blackhistorymonth

Edward William Brooke III (October 26, 1919 – January 3, 2015) was an American Republican politician. In 1966, he became the first African American popularly elected to the United States Senate. In the Senate, Brooke aligned with the liberal faction of Republicans. He co-wrote the Civil Rights Act of 1968, which prohibits housing discrimination. Brooke became a prominent critic of President Richard Nixon and was the first Senate Republican to call for Nixon’s resignation in light of the Watergate scandal

The Tuskegee Airmen /tʌsˈkiːɡiː/[1] is the popular name of a group of African-American military pilots (fighter and bomber) who fought in World War II. The Tuskegee Airmen were the first African-American military aviators in the United States Armed Forces. During World War II, black Americans in many U.S. states were still subject to the Jim Crow laws[N 1] and the American military was racially segregated, as was much of the federal government.
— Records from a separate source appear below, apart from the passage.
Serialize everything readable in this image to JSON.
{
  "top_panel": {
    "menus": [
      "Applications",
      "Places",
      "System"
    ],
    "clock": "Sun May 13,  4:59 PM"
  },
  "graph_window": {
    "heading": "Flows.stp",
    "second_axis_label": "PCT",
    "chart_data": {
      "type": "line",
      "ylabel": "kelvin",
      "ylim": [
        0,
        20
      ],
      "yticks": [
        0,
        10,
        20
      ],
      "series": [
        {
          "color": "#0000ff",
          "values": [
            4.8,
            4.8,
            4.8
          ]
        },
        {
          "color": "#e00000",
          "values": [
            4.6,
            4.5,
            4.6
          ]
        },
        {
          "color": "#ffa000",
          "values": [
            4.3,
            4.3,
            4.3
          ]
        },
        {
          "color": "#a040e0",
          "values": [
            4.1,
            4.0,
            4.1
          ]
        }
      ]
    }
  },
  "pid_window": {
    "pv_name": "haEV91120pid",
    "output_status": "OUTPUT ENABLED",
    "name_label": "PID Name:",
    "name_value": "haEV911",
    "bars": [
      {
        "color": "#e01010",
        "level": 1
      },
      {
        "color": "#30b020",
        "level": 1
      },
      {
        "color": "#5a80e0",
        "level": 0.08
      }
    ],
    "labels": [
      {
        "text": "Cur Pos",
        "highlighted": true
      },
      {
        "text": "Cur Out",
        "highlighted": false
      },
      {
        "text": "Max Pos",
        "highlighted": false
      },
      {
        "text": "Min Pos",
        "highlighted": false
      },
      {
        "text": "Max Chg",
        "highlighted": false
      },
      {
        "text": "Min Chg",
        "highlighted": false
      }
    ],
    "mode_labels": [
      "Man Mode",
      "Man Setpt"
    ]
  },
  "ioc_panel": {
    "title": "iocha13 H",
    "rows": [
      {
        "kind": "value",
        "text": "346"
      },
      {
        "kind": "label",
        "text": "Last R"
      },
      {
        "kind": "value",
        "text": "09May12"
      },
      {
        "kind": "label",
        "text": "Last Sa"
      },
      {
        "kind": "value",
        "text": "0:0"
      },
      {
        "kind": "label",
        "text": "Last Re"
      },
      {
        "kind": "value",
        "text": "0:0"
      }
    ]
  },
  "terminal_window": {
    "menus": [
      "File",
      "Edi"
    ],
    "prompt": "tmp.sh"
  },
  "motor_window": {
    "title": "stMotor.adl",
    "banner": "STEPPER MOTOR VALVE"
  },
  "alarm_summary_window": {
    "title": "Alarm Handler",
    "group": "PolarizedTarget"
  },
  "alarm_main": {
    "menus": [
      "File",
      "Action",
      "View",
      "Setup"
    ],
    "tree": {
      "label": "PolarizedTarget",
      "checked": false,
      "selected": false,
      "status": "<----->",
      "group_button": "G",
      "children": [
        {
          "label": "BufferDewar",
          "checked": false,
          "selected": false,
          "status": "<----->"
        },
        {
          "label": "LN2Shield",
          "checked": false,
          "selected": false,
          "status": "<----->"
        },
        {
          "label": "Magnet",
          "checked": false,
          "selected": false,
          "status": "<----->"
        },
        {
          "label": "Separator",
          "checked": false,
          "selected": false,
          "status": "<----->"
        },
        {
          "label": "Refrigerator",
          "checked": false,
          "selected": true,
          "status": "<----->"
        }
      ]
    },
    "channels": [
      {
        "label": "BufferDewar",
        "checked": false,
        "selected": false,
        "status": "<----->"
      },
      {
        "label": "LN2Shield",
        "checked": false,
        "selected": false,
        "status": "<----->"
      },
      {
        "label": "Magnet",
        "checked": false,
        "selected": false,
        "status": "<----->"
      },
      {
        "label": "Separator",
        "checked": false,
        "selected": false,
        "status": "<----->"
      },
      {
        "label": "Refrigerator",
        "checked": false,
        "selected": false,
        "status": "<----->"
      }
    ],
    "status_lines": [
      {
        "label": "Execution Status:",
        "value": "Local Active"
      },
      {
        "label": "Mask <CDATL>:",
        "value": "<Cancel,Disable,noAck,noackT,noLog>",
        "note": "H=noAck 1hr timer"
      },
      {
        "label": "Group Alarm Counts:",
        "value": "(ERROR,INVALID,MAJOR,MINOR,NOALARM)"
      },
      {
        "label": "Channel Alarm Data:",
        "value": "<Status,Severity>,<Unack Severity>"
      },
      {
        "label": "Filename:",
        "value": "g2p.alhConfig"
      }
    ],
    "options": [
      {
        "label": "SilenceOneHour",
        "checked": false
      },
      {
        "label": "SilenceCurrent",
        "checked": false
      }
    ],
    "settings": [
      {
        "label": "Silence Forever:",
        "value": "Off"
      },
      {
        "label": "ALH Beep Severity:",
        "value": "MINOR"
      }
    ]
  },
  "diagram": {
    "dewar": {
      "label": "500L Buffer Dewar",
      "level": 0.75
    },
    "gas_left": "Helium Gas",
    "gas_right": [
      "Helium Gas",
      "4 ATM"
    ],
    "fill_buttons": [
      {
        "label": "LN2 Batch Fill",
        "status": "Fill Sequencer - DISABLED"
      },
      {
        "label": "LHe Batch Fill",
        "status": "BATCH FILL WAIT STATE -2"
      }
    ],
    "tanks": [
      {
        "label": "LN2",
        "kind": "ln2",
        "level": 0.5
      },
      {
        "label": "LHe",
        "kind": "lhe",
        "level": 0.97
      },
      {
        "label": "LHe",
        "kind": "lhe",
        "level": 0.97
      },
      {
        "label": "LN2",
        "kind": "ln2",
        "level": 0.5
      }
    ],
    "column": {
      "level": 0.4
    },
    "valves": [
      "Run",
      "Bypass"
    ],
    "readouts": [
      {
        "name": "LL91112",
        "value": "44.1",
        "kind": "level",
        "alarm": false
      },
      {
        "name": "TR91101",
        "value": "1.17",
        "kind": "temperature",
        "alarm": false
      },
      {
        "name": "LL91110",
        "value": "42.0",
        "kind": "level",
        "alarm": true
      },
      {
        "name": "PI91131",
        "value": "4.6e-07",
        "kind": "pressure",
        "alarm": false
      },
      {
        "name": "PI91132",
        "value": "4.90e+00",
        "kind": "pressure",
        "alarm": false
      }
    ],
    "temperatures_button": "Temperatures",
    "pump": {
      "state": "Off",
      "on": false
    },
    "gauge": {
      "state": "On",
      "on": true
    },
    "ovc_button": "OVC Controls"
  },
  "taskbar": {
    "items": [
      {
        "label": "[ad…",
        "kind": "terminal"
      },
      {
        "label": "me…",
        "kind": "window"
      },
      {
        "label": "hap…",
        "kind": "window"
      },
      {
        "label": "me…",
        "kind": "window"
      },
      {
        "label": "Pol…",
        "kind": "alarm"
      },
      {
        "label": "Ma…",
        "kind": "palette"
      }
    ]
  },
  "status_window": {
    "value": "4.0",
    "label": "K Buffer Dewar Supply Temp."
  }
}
The Tuskegee Airmen were subjected to discrimination, both within and outside the army

Marcus Mosiah Garvey Jr. ONH (17 August 1887 – 10 June 1940)[1] was a proponent of Black nationalism in Jamaica and especially the United States.[2] He was a leader of a mass movement called Pan-Africanism and he founded the Universal Negro Improvement Association and African Communities League (UNIA-ACL).[2][3] He also founded the Black Star Line, a shipping and passenger line which promoted the return of the African diaspora to their ancestral lands. Although most American Black leaders condemned his methods and his support for racial segregation, Garvey attracted a large following